Task objective:
Please copy each line of the records below that holds the word "Teilrechnung".

[Data records for software interfaces]
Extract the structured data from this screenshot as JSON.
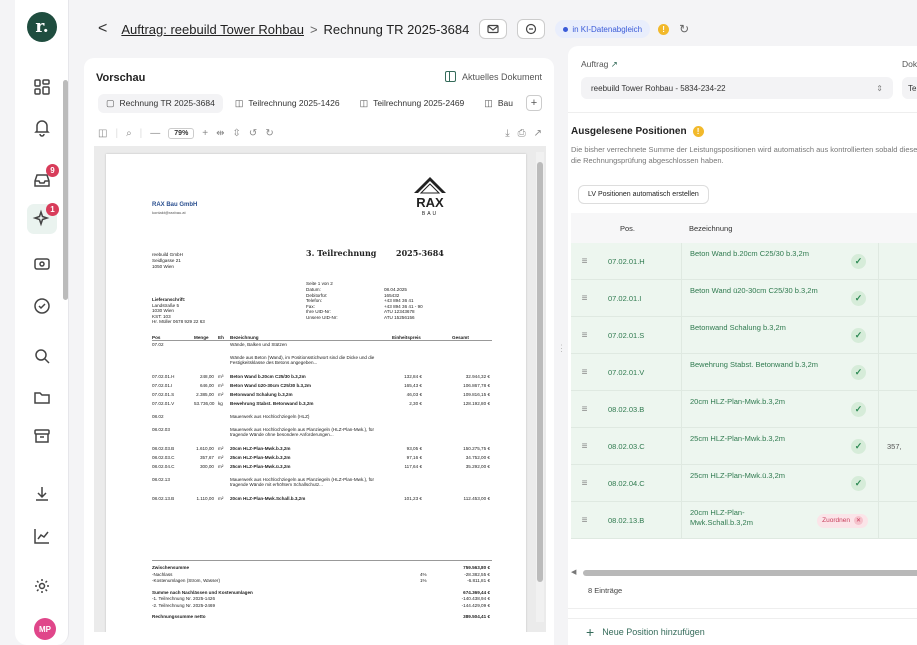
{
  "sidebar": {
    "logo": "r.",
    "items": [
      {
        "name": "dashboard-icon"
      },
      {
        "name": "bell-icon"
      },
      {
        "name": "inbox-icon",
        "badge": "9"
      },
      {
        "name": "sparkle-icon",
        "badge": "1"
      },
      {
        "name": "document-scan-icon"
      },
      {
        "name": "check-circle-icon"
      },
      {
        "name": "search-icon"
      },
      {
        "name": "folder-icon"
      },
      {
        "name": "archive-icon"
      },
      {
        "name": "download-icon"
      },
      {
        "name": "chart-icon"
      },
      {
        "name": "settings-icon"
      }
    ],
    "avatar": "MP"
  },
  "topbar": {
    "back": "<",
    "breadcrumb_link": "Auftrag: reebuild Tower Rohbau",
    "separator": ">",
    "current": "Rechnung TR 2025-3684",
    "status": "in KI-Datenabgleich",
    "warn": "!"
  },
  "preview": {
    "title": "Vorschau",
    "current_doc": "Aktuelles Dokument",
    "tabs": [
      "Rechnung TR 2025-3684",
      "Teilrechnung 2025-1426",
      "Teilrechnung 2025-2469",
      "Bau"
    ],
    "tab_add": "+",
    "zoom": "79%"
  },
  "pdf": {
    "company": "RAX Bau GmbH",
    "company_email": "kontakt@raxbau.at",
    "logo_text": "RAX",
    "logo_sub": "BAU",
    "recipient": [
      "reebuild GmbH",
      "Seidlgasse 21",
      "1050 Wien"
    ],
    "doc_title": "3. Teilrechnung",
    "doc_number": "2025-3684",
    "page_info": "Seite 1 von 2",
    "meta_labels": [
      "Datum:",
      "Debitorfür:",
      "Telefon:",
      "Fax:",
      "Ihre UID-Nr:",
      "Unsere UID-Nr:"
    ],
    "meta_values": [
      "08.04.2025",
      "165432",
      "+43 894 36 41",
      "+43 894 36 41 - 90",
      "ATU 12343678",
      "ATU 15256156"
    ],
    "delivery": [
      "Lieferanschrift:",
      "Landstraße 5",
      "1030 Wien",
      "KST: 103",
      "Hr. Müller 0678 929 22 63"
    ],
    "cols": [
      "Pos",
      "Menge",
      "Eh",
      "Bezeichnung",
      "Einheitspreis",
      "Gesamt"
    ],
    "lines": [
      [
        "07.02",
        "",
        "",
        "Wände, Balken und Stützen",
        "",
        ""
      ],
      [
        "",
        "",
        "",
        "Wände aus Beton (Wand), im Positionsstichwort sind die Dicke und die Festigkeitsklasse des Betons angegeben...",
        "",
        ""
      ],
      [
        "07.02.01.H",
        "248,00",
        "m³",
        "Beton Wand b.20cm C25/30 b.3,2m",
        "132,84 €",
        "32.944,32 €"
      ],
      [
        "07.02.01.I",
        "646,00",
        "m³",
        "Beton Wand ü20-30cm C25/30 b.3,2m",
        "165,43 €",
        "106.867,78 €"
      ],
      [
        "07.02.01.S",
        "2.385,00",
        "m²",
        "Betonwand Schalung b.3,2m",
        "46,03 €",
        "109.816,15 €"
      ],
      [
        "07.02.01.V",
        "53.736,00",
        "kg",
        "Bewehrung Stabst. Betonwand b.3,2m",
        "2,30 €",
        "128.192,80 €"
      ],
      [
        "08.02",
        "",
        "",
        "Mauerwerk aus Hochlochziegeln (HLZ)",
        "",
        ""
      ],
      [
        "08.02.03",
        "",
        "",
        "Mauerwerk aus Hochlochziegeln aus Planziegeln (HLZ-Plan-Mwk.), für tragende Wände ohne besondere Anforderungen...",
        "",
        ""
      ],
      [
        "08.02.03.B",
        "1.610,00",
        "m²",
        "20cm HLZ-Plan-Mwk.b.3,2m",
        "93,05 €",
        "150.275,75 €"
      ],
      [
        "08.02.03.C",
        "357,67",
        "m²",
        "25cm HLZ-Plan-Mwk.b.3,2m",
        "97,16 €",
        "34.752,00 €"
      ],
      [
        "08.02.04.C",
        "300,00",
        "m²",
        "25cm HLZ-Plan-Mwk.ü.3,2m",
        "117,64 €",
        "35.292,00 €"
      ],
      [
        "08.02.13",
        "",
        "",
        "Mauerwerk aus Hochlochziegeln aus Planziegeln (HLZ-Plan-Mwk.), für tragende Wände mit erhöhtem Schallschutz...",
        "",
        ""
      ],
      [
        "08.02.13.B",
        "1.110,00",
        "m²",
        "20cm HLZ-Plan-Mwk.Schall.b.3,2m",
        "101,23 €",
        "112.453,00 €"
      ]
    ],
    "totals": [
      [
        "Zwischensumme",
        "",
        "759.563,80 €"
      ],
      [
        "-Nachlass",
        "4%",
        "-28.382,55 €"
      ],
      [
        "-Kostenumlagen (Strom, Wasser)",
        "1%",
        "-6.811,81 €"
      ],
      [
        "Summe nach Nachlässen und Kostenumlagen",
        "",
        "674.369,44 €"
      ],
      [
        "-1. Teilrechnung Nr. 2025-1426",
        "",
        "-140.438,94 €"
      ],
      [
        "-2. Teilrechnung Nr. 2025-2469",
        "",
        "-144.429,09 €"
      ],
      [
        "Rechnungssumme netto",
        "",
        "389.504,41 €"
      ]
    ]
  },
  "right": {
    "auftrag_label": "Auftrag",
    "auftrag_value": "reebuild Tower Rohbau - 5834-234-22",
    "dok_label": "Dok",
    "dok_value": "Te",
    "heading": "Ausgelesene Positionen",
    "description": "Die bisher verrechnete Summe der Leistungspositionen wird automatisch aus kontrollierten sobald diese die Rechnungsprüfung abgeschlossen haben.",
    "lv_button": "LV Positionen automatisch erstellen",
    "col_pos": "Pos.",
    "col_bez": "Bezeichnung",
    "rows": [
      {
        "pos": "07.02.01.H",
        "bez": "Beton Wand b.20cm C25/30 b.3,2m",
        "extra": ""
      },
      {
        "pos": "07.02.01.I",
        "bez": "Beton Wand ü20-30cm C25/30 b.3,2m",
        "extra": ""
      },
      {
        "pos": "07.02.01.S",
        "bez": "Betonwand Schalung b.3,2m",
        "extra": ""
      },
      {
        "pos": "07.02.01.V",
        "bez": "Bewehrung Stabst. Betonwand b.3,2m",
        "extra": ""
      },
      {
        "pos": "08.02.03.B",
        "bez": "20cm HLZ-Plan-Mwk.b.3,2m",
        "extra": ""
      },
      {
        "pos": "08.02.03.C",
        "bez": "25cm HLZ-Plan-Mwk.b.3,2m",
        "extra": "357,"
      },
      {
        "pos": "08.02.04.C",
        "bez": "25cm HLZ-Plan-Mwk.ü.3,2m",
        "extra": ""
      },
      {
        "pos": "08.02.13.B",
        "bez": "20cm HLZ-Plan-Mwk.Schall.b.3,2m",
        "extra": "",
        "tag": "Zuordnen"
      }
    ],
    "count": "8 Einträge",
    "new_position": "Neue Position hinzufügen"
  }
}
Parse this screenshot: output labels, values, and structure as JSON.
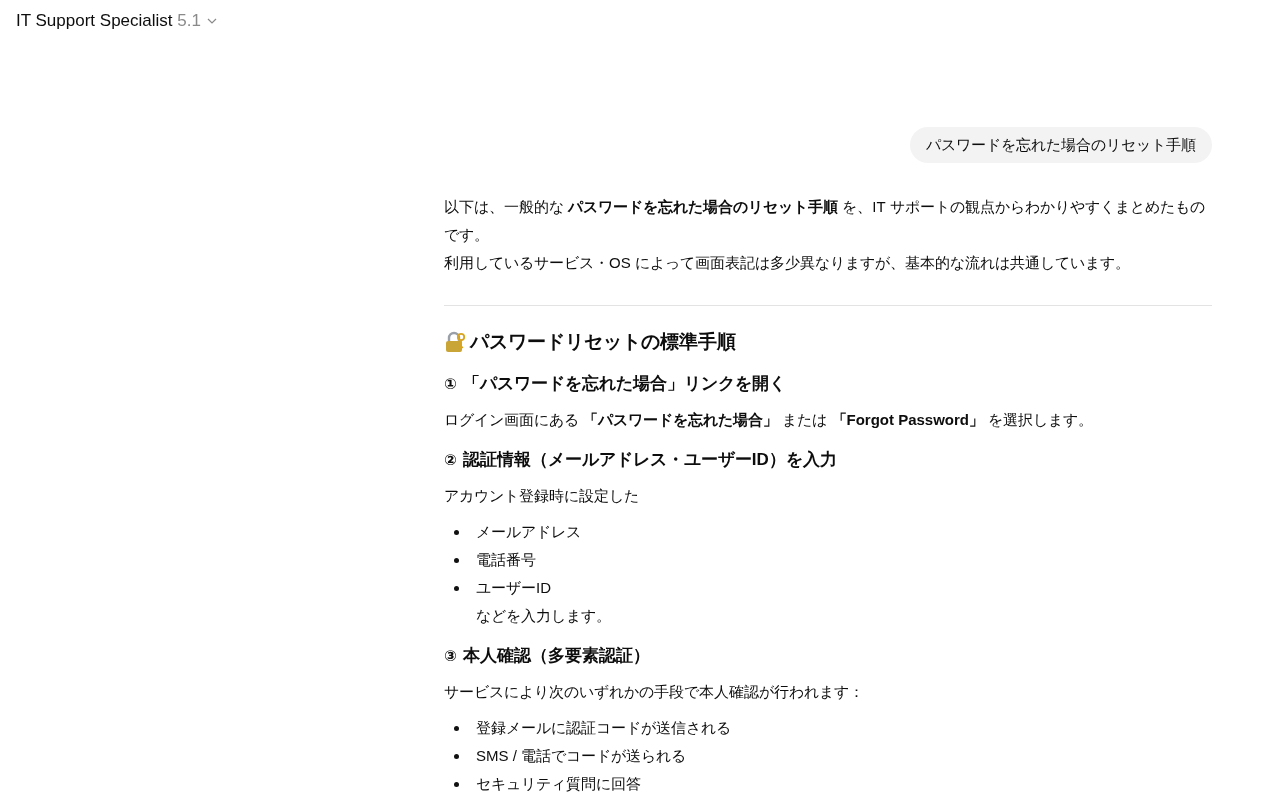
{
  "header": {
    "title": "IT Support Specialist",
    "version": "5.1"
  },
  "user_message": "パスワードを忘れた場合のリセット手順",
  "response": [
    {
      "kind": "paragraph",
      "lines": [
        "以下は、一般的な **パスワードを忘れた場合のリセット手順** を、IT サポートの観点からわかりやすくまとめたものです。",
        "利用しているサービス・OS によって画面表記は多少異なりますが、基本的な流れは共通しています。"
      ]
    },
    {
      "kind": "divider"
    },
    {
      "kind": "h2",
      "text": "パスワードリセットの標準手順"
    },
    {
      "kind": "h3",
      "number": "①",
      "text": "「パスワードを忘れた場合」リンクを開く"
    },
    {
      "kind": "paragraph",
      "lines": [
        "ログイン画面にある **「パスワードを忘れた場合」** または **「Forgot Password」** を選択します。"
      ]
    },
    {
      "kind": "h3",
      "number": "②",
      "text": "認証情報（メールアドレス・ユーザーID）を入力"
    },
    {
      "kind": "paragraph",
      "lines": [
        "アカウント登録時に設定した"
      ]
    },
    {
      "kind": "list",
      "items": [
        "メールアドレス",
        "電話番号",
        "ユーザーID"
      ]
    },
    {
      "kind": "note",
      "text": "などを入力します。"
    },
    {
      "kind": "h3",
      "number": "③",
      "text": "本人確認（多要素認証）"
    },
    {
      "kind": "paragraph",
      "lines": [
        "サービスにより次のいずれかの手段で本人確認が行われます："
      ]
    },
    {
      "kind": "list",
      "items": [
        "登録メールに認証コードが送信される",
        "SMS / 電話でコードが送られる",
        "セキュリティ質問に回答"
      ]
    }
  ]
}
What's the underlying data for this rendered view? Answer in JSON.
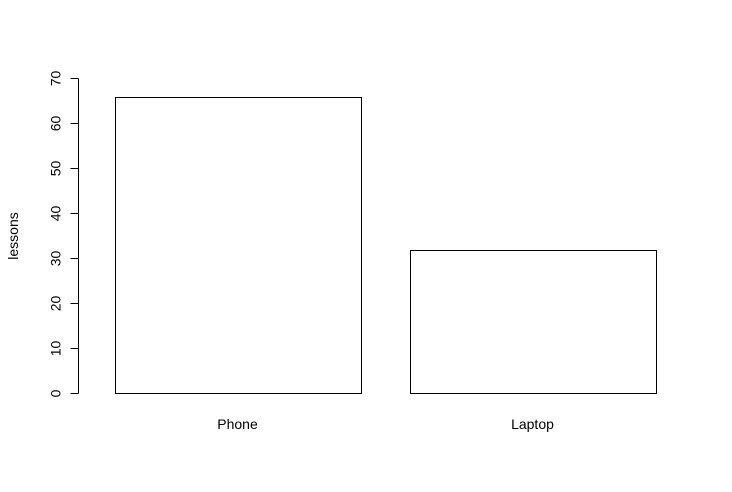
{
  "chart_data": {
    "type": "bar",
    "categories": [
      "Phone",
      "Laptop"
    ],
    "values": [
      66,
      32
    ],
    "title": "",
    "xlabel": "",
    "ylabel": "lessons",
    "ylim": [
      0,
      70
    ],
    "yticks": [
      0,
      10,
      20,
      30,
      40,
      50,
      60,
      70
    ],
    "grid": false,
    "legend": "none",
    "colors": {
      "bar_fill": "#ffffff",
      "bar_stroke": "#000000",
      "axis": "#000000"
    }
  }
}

Reply to the task:
      "Teilrechnung 2025-1426",
      "Teilrechnung 2025-2469",
    "doc_title": "3. Teilrechnung",
        "-1. Teilrechnung Nr. 2025-1426",
        "-2. Teilrechnung Nr. 2025-2469",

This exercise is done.